- _WHAT YOU WILL DO_: From the data below, copy out every line in which the word "Manager" occurs.

- _RECORD EXCERPTS_:
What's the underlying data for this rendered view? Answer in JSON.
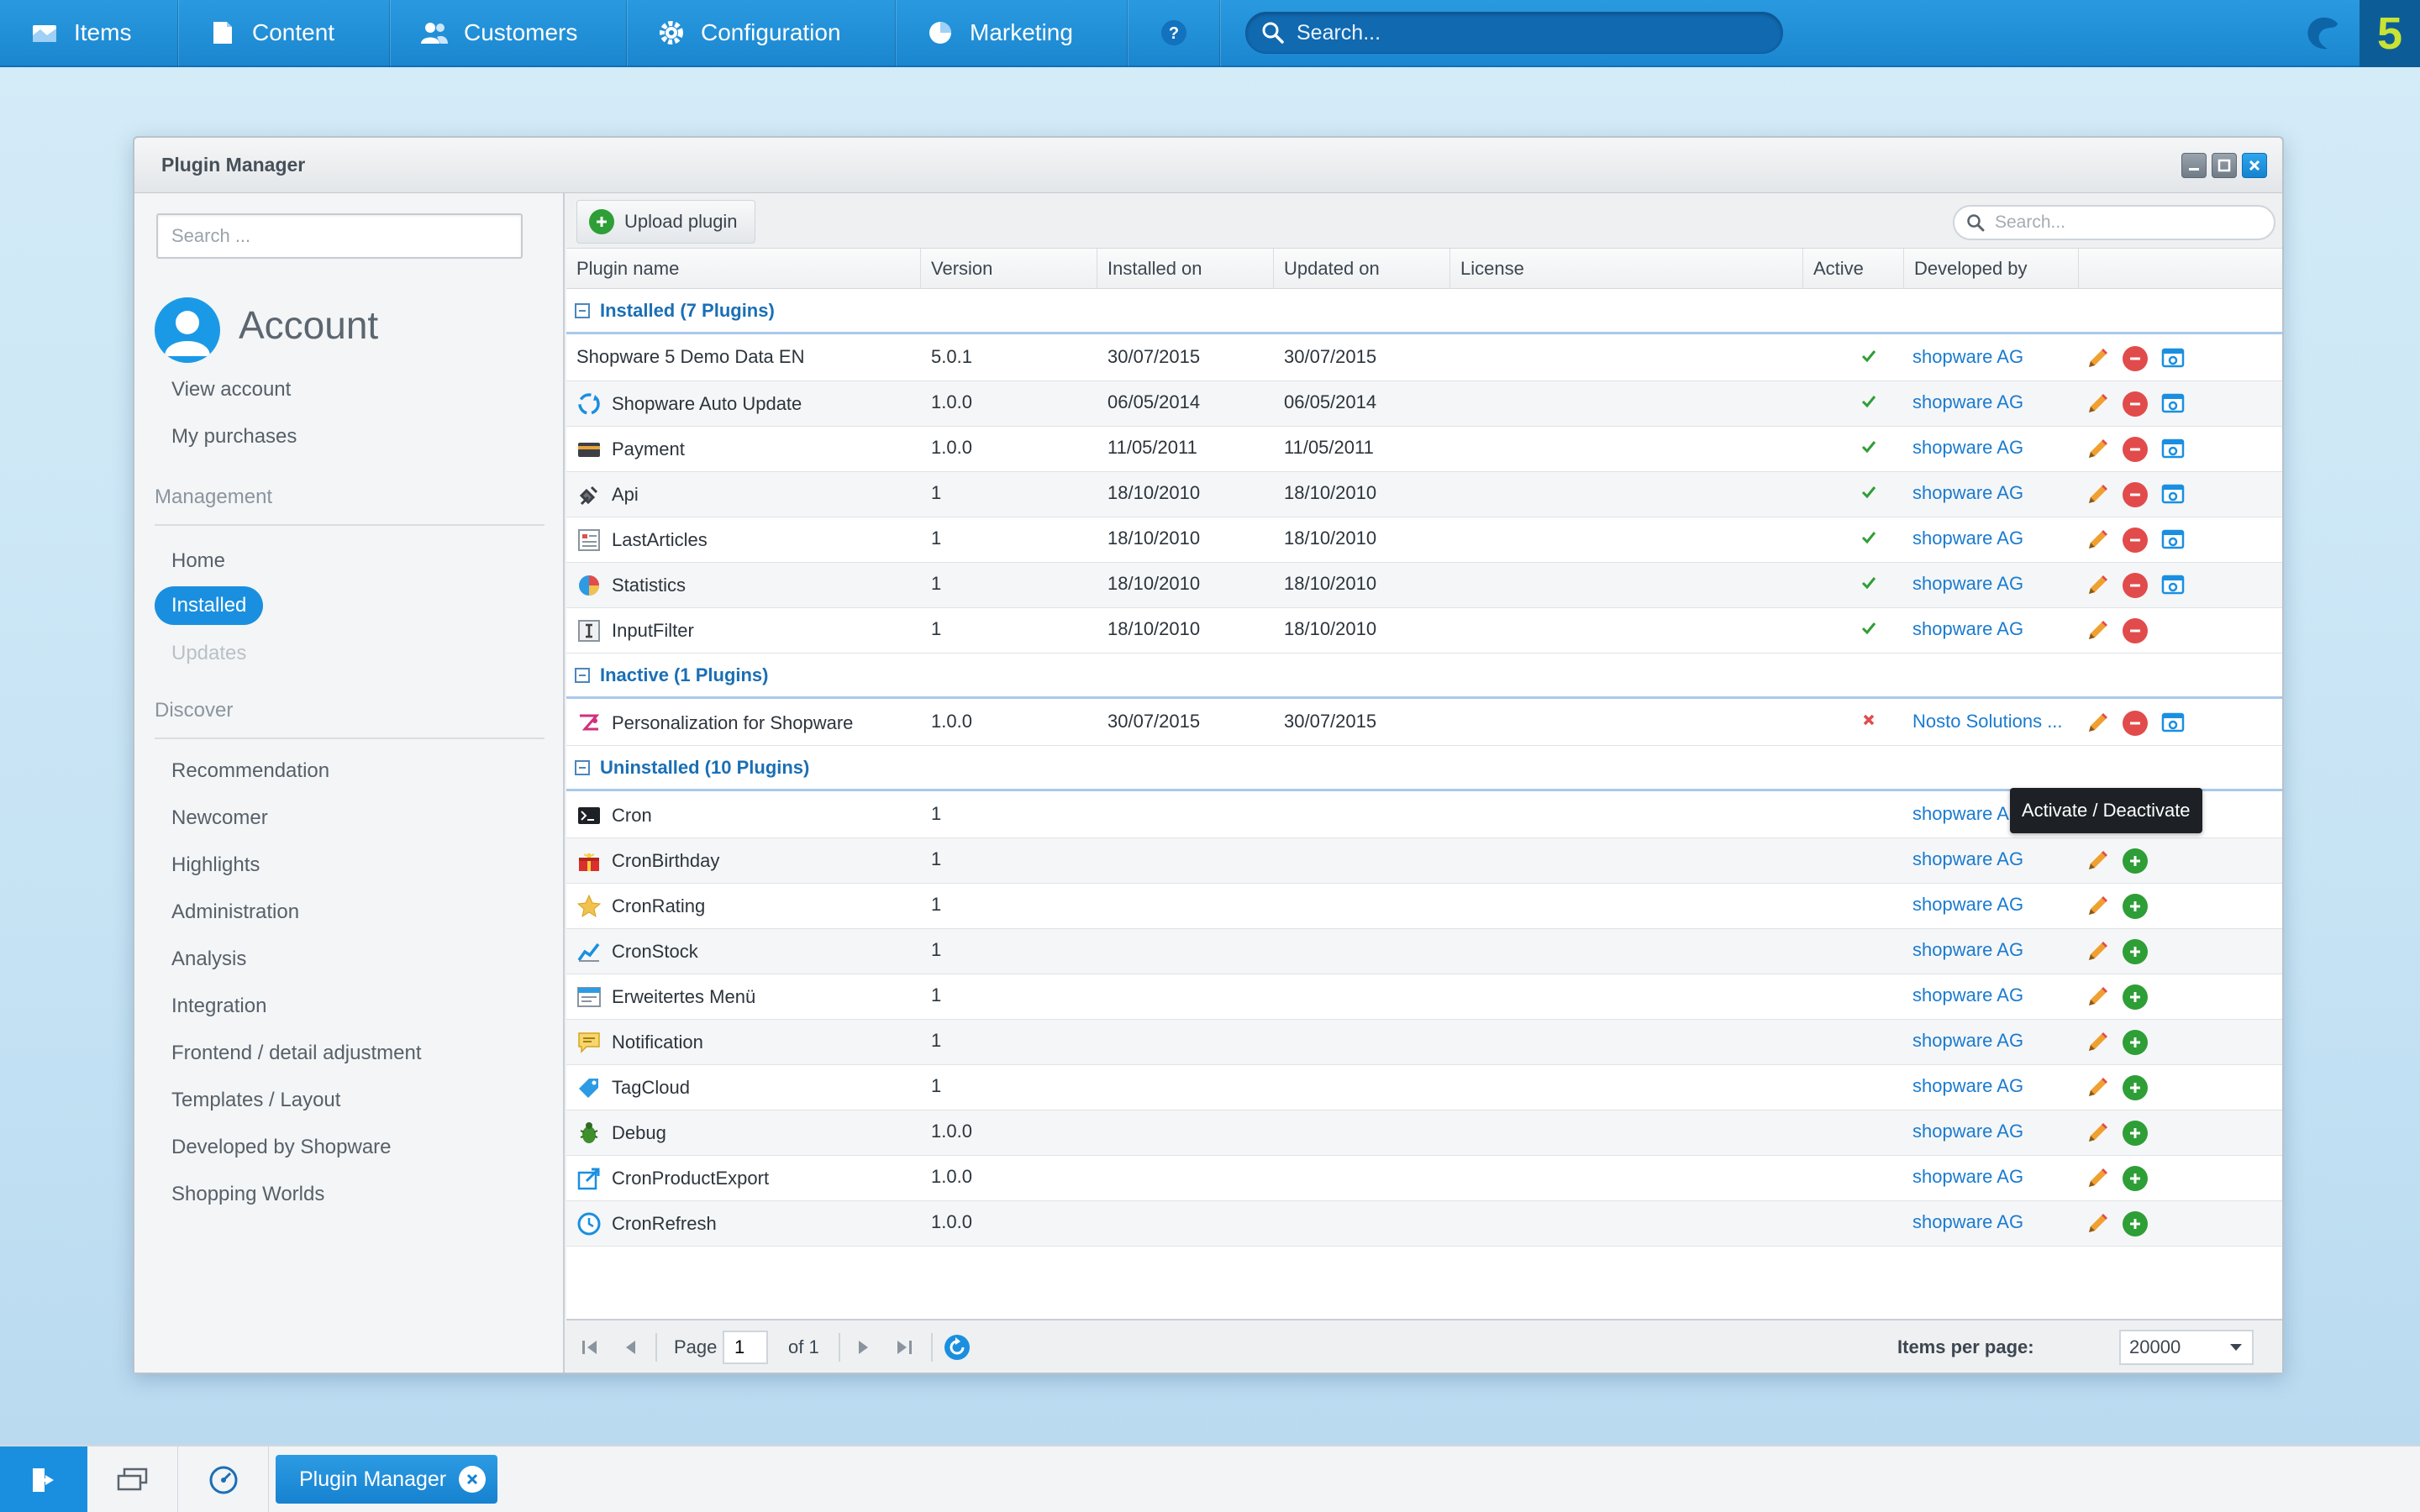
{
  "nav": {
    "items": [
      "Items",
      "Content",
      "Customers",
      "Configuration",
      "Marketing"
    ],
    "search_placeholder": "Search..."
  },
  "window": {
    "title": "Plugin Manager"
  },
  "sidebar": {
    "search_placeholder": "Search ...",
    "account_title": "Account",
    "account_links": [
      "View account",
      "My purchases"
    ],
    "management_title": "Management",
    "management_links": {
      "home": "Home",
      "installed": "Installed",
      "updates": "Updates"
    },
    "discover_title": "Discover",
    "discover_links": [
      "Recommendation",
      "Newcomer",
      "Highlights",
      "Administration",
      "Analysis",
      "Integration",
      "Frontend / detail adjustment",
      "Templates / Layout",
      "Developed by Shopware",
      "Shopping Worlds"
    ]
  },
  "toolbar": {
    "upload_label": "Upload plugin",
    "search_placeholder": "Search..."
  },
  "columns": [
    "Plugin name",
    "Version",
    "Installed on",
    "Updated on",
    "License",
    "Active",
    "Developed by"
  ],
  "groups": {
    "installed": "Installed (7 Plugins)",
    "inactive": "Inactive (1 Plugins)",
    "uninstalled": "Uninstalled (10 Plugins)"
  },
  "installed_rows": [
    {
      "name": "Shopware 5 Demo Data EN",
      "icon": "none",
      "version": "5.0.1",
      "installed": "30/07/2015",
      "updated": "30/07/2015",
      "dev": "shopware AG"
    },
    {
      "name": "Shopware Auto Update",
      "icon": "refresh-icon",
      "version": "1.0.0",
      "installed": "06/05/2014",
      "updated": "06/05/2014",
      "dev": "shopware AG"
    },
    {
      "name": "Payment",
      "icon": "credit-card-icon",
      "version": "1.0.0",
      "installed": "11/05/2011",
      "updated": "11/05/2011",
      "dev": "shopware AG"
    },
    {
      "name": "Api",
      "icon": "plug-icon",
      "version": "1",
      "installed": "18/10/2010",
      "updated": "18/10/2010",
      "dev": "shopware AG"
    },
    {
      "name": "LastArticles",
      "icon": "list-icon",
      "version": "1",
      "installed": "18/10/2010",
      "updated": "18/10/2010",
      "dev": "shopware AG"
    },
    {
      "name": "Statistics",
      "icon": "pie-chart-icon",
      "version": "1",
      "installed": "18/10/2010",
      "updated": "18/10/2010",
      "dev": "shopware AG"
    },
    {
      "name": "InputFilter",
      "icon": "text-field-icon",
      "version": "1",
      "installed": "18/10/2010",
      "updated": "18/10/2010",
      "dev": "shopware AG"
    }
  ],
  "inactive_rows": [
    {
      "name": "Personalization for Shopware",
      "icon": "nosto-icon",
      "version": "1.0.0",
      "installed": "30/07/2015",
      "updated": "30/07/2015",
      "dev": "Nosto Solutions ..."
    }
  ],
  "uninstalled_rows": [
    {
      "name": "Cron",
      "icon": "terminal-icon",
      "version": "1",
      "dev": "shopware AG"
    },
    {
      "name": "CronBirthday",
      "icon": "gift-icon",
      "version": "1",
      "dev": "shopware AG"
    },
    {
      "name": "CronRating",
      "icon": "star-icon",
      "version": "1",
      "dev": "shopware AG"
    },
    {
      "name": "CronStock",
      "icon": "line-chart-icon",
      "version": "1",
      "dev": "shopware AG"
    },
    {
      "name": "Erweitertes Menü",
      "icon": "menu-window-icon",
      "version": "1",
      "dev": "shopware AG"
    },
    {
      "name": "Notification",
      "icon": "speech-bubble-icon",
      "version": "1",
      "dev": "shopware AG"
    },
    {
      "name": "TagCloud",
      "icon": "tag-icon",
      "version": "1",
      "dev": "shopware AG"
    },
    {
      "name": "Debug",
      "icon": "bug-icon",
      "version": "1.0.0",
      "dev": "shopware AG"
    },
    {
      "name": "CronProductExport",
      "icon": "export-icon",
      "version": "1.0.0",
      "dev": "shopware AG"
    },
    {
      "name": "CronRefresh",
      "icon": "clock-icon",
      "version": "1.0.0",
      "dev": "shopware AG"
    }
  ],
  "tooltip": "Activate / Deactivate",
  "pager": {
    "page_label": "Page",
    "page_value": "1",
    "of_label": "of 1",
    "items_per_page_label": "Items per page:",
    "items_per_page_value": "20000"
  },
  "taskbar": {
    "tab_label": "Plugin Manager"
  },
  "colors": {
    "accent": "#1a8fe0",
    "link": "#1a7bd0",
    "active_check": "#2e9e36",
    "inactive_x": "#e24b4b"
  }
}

- _THE ANSWER_:
    "title": "Plugin Manager"
    "tab_label": "Plugin Manager"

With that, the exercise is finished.